On the same day, the dead body of the deceased was found and three fired leads and two empty cartridges were found near the body. As per the post-mortem report, the death was caused by the projectile discharge from a fire arm weapon.
The dead body was identified by the father of the deceased, from the photographs shown to him and he also raised suspicion on the constable and alleged that there was some monetary dispute between the constable and the deceased.
Thereafter, the pistol issued to the constable was sent with the three fired leads and two empty cartridges recovered from the spot to the FSL. As per the FSL report, the empty cartridges were opined to have been fired from the 9mm pistol issued to the constable and thereafter, the appellant was arrested.
Advocate Kanhaiya Singhal appeared for the appellant-constable whereas APP Laksh Khanna appeared for the State.
The Court noted that the Asla Register showed major discrepancies in the manner of recording the issuance, carrying forward and return of the arms and ammunition. Thus the Court found it difficult to place reliance on the Asla Register as it is.
The Court further noted that the prosecution had miserably failed in connecting the constable with the weapon of the offence allegedly used.
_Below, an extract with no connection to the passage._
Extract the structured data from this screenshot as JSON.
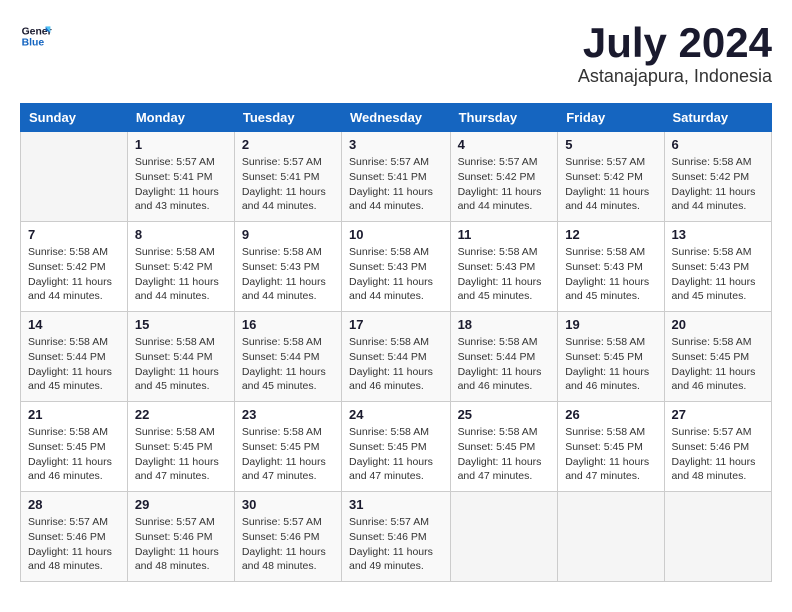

On the submission of the prosecution that the motive of the constable to commit the crime was a financial dispute between the appellant and the deceased, the Court noted that the witness i.e., father of the deceased did not support the case of prosecution.
Thus the Court held that the prosecution was not able to prove that the constable committed the murder of deceased.
Cause Title- Surender Kumar Mathur v. State of NCT of Delhi (Neutral Citation No. 2023:DHC:2423-DB)